Excerpts from an interface dataset:
==============================
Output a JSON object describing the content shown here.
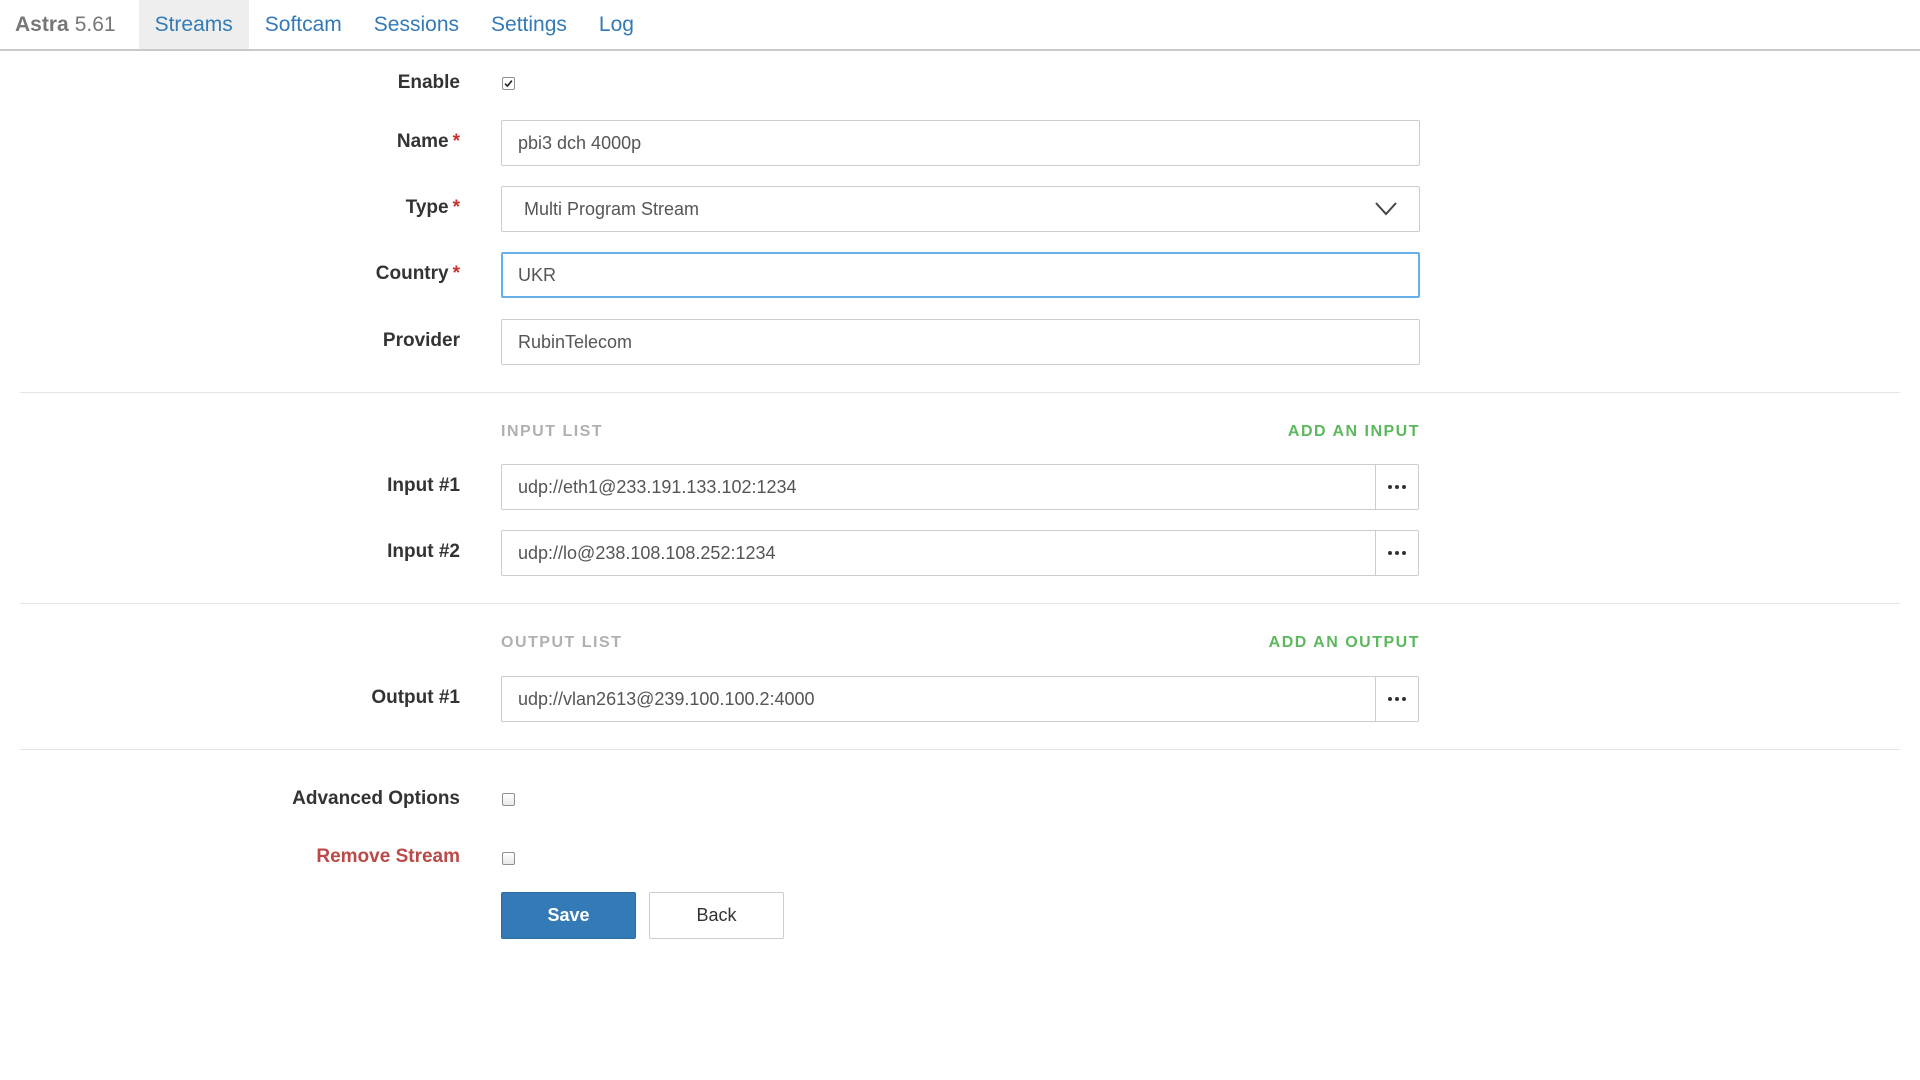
{
  "app": {
    "name": "Astra",
    "version": "5.61"
  },
  "nav": {
    "tabs": [
      {
        "label": "Streams",
        "active": true
      },
      {
        "label": "Softcam",
        "active": false
      },
      {
        "label": "Sessions",
        "active": false
      },
      {
        "label": "Settings",
        "active": false
      },
      {
        "label": "Log",
        "active": false
      }
    ]
  },
  "form": {
    "enable": {
      "label": "Enable",
      "checked": true
    },
    "name": {
      "label": "Name",
      "required_mark": "*",
      "value": "pbi3 dch 4000p"
    },
    "type": {
      "label": "Type",
      "required_mark": "*",
      "value": "Multi Program Stream",
      "icon": "chevron-down-icon"
    },
    "country": {
      "label": "Country",
      "required_mark": "*",
      "value": "UKR"
    },
    "provider": {
      "label": "Provider",
      "value": "RubinTelecom"
    },
    "input_list": {
      "title": "INPUT LIST",
      "add_label": "ADD AN INPUT",
      "items": [
        {
          "label": "Input #1",
          "value": "udp://eth1@233.191.133.102:1234"
        },
        {
          "label": "Input #2",
          "value": "udp://lo@238.108.108.252:1234"
        }
      ]
    },
    "output_list": {
      "title": "OUTPUT LIST",
      "add_label": "ADD AN OUTPUT",
      "items": [
        {
          "label": "Output #1",
          "value": "udp://vlan2613@239.100.100.2:4000"
        }
      ]
    },
    "advanced": {
      "label": "Advanced Options",
      "checked": false
    },
    "remove": {
      "label": "Remove Stream",
      "checked": false,
      "color": "#b94a48"
    },
    "save_label": "Save",
    "back_label": "Back"
  },
  "colors": {
    "link": "#337ab7",
    "primary": "#337ab7",
    "success": "#5cb85c",
    "danger": "#b94a48",
    "required": "#c9302c"
  }
}
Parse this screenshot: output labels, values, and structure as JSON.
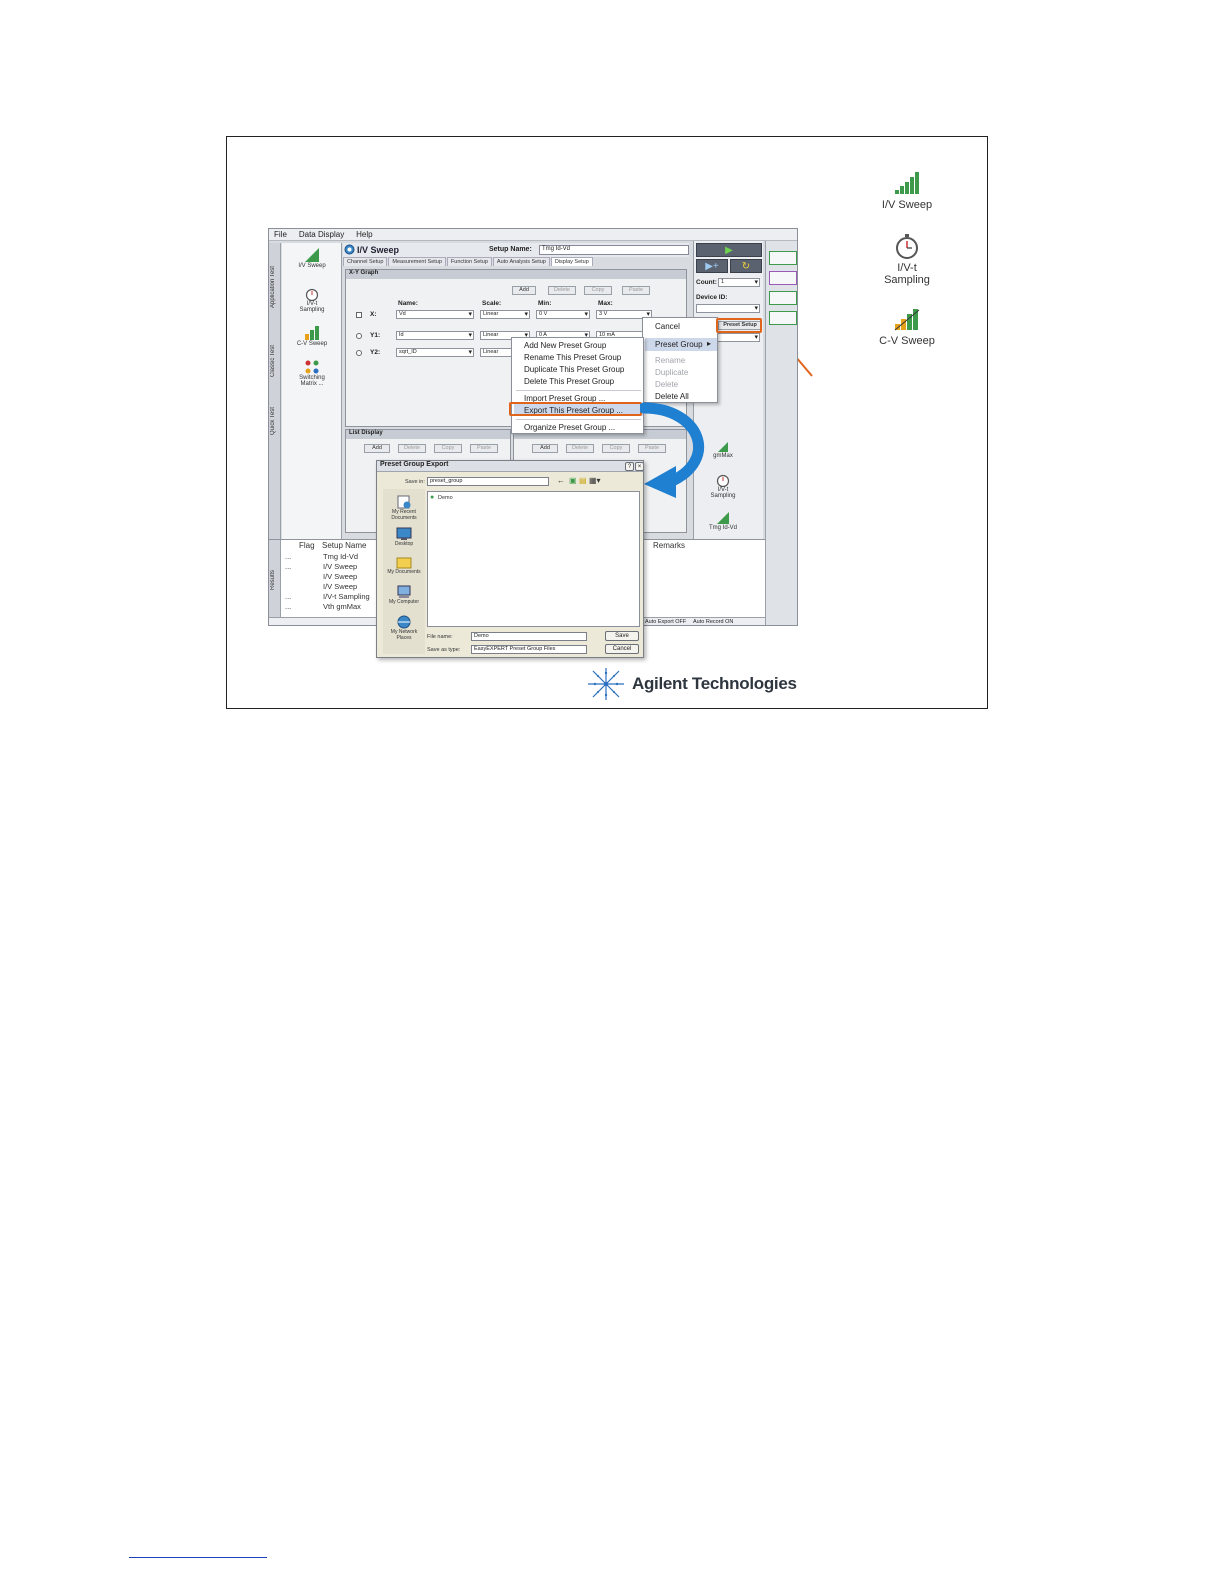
{
  "side_icons": [
    {
      "label": "I/V Sweep",
      "icon": "iv-sweep-icon"
    },
    {
      "label": "I/V-t\nSampling",
      "icon": "stopwatch-icon"
    },
    {
      "label": "C-V Sweep",
      "icon": "cv-sweep-icon"
    }
  ],
  "menu_bar": [
    "File",
    "Data Display",
    "Help"
  ],
  "vertical_tabs": [
    "Application Test",
    "Classic Test",
    "Quick Test"
  ],
  "library": [
    {
      "label": "I/V Sweep"
    },
    {
      "label": "I/V-t\nSampling"
    },
    {
      "label": "C-V Sweep"
    },
    {
      "label": "Switching\nMatrix ..."
    }
  ],
  "header": {
    "title": "I/V Sweep",
    "setup_name_label": "Setup Name:",
    "setup_name_value": "Tmg Id-Vd"
  },
  "tabs": [
    "Channel Setup",
    "Measurement Setup",
    "Function Setup",
    "Auto Analysis Setup",
    "Display Setup"
  ],
  "xy_graph": {
    "title": "X-Y Graph",
    "buttons": [
      "Add",
      "Delete",
      "Copy",
      "Paste"
    ],
    "headers": {
      "name": "Name:",
      "scale": "Scale:",
      "min": "Min:",
      "max": "Max:"
    },
    "rows": [
      {
        "axis": "X:",
        "name": "Vd",
        "scale": "Linear",
        "min": "0 V",
        "max": "3 V"
      },
      {
        "axis": "Y1:",
        "name": "Id",
        "scale": "Linear",
        "min": "0 A",
        "max": "10 mA"
      },
      {
        "axis": "Y2:",
        "name": "sqrt_ID",
        "scale": "Linear",
        "min": "",
        "max": ""
      }
    ]
  },
  "list_display": {
    "title": "List Display",
    "buttons": [
      "Add",
      "Delete",
      "Copy",
      "Paste"
    ]
  },
  "parameters": {
    "title": "Parameters",
    "buttons": [
      "Add",
      "Delete",
      "Copy",
      "Paste"
    ]
  },
  "right_panel": {
    "count_label": "Count:",
    "count_value": "1",
    "device_id_label": "Device ID:",
    "preset_button": "Preset Setup",
    "library_labels": [
      "gmMax",
      "I/V-t\nSampling",
      "Tmg Id-Vd"
    ]
  },
  "preset_menu": {
    "items": [
      "Cancel",
      "Preset Group",
      "Rename",
      "Duplicate",
      "Delete",
      "Delete All"
    ]
  },
  "group_menu": {
    "items": [
      "Add New Preset Group",
      "Rename This Preset Group",
      "Duplicate This Preset Group",
      "Delete This Preset Group",
      "Import Preset Group ...",
      "Export This Preset Group ...",
      "Organize Preset Group ..."
    ]
  },
  "results": {
    "tab_label": "Results",
    "columns": {
      "flag": "Flag",
      "setup": "Setup Name",
      "remarks": "Remarks"
    },
    "rows": [
      {
        "flag": "...",
        "setup": "Tmg Id-Vd"
      },
      {
        "flag": "...",
        "setup": "I/V Sweep"
      },
      {
        "flag": "",
        "setup": "I/V Sweep"
      },
      {
        "flag": "",
        "setup": "I/V Sweep"
      },
      {
        "flag": "...",
        "setup": "I/V-t Sampling"
      },
      {
        "flag": "...",
        "setup": "Vth gmMax"
      }
    ]
  },
  "status": {
    "export": "Auto Export OFF",
    "record": "Auto Record ON"
  },
  "export_dialog": {
    "title": "Preset Group Export",
    "save_in_label": "Save in:",
    "save_in_value": "preset_group",
    "file_item": "Demo",
    "places": [
      "My Recent\nDocuments",
      "Desktop",
      "My Documents",
      "My Computer",
      "My Network\nPlaces"
    ],
    "file_name_label": "File name:",
    "file_name_value": "Demo",
    "save_type_label": "Save as type:",
    "save_type_value": "EasyEXPERT Preset Group Files",
    "save_button": "Save",
    "cancel_button": "Cancel"
  },
  "logo": {
    "text": "Agilent Technologies"
  },
  "colors": {
    "highlight": "#e0651a",
    "arrow_blue": "#1f7fd1",
    "run_green": "#6fd34f"
  }
}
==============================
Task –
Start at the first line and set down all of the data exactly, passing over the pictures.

Worked solution –
Output a JSON object describing the content shown here.
{
  "app": {
    "name": "Astra",
    "version": "5.61"
  },
  "nav": {
    "tabs": [
      {
        "label": "Streams",
        "active": true
      },
      {
        "label": "Softcam",
        "active": false
      },
      {
        "label": "Sessions",
        "active": false
      },
      {
        "label": "Settings",
        "active": false
      },
      {
        "label": "Log",
        "active": false
      }
    ]
  },
  "form": {
    "enable": {
      "label": "Enable",
      "checked": true
    },
    "name": {
      "label": "Name",
      "required_mark": "*",
      "value": "pbi3 dch 4000p"
    },
    "type": {
      "label": "Type",
      "required_mark": "*",
      "value": "Multi Program Stream",
      "icon": "chevron-down-icon"
    },
    "country": {
      "label": "Country",
      "required_mark": "*",
      "value": "UKR"
    },
    "provider": {
      "label": "Provider",
      "value": "RubinTelecom"
    },
    "input_list": {
      "title": "INPUT LIST",
      "add_label": "ADD AN INPUT",
      "items": [
        {
          "label": "Input #1",
          "value": "udp://eth1@233.191.133.102:1234"
        },
        {
          "label": "Input #2",
          "value": "udp://lo@238.108.108.252:1234"
        }
      ]
    },
    "output_list": {
      "title": "OUTPUT LIST",
      "add_label": "ADD AN OUTPUT",
      "items": [
        {
          "label": "Output #1",
          "value": "udp://vlan2613@239.100.100.2:4000"
        }
      ]
    },
    "advanced": {
      "label": "Advanced Options",
      "checked": false
    },
    "remove": {
      "label": "Remove Stream",
      "checked": false,
      "color": "#b94a48"
    },
    "save_label": "Save",
    "back_label": "Back"
  },
  "colors": {
    "link": "#337ab7",
    "primary": "#337ab7",
    "success": "#5cb85c",
    "danger": "#b94a48",
    "required": "#c9302c"
  }
}
Parse this screenshot: output labels, values, and structure as JSON.
{
  "side_icons": [
    {
      "label": "I/V Sweep",
      "icon": "iv-sweep-icon"
    },
    {
      "label": "I/V-t\nSampling",
      "icon": "stopwatch-icon"
    },
    {
      "label": "C-V Sweep",
      "icon": "cv-sweep-icon"
    }
  ],
  "menu_bar": [
    "File",
    "Data Display",
    "Help"
  ],
  "vertical_tabs": [
    "Application Test",
    "Classic Test",
    "Quick Test"
  ],
  "library": [
    {
      "label": "I/V Sweep"
    },
    {
      "label": "I/V-t\nSampling"
    },
    {
      "label": "C-V Sweep"
    },
    {
      "label": "Switching\nMatrix ..."
    }
  ],
  "header": {
    "title": "I/V Sweep",
    "setup_name_label": "Setup Name:",
    "setup_name_value": "Tmg Id-Vd"
  },
  "tabs": [
    "Channel Setup",
    "Measurement Setup",
    "Function Setup",
    "Auto Analysis Setup",
    "Display Setup"
  ],
  "xy_graph": {
    "title": "X-Y Graph",
    "buttons": [
      "Add",
      "Delete",
      "Copy",
      "Paste"
    ],
    "headers": {
      "name": "Name:",
      "scale": "Scale:",
      "min": "Min:",
      "max": "Max:"
    },
    "rows": [
      {
        "axis": "X:",
        "name": "Vd",
        "scale": "Linear",
        "min": "0 V",
        "max": "3 V"
      },
      {
        "axis": "Y1:",
        "name": "Id",
        "scale": "Linear",
        "min": "0 A",
        "max": "10 mA"
      },
      {
        "axis": "Y2:",
        "name": "sqrt_ID",
        "scale": "Linear",
        "min": "",
        "max": ""
      }
    ]
  },
  "list_display": {
    "title": "List Display",
    "buttons": [
      "Add",
      "Delete",
      "Copy",
      "Paste"
    ]
  },
  "parameters": {
    "title": "Parameters",
    "buttons": [
      "Add",
      "Delete",
      "Copy",
      "Paste"
    ]
  },
  "right_panel": {
    "count_label": "Count:",
    "count_value": "1",
    "device_id_label": "Device ID:",
    "preset_button": "Preset Setup",
    "library_labels": [
      "gmMax",
      "I/V-t\nSampling",
      "Tmg Id-Vd"
    ]
  },
  "preset_menu": {
    "items": [
      "Cancel",
      "Preset Group",
      "Rename",
      "Duplicate",
      "Delete",
      "Delete All"
    ]
  },
  "group_menu": {
    "items": [
      "Add New Preset Group",
      "Rename This Preset Group",
      "Duplicate This Preset Group",
      "Delete This Preset Group",
      "Import Preset Group ...",
      "Export This Preset Group ...",
      "Organize Preset Group ..."
    ]
  },
  "results": {
    "tab_label": "Results",
    "columns": {
      "flag": "Flag",
      "setup": "Setup Name",
      "remarks": "Remarks"
    },
    "rows": [
      {
        "flag": "...",
        "setup": "Tmg Id-Vd"
      },
      {
        "flag": "...",
        "setup": "I/V Sweep"
      },
      {
        "flag": "",
        "setup": "I/V Sweep"
      },
      {
        "flag": "",
        "setup": "I/V Sweep"
      },
      {
        "flag": "...",
        "setup": "I/V-t Sampling"
      },
      {
        "flag": "...",
        "setup": "Vth gmMax"
      }
    ]
  },
  "status": {
    "export": "Auto Export OFF",
    "record": "Auto Record ON"
  },
  "export_dialog": {
    "title": "Preset Group Export",
    "save_in_label": "Save in:",
    "save_in_value": "preset_group",
    "file_item": "Demo",
    "places": [
      "My Recent\nDocuments",
      "Desktop",
      "My Documents",
      "My Computer",
      "My Network\nPlaces"
    ],
    "file_name_label": "File name:",
    "file_name_value": "Demo",
    "save_type_label": "Save as type:",
    "save_type_value": "EasyEXPERT Preset Group Files",
    "save_button": "Save",
    "cancel_button": "Cancel"
  },
  "logo": {
    "text": "Agilent Technologies"
  },
  "colors": {
    "highlight": "#e0651a",
    "arrow_blue": "#1f7fd1",
    "run_green": "#6fd34f"
  }
}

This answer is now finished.